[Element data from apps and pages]
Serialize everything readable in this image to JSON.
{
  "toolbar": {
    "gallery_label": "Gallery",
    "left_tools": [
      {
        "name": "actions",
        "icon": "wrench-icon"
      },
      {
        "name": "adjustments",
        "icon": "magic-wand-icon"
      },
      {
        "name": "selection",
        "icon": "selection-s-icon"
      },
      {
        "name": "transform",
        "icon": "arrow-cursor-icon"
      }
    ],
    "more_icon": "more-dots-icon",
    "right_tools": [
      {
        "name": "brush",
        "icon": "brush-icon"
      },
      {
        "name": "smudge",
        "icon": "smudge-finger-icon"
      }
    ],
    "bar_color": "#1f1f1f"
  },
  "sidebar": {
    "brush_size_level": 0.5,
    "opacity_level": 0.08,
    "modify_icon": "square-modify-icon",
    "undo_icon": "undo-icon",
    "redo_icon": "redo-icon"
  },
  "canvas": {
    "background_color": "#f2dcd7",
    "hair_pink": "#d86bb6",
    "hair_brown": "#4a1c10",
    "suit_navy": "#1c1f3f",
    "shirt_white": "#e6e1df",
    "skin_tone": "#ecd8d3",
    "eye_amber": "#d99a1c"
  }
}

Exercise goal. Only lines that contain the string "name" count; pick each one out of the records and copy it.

Task response.
        "name": "actions",
        "name": "adjustments",
        "name": "selection",
        "name": "transform",
        "name": "brush",
        "name": "smudge",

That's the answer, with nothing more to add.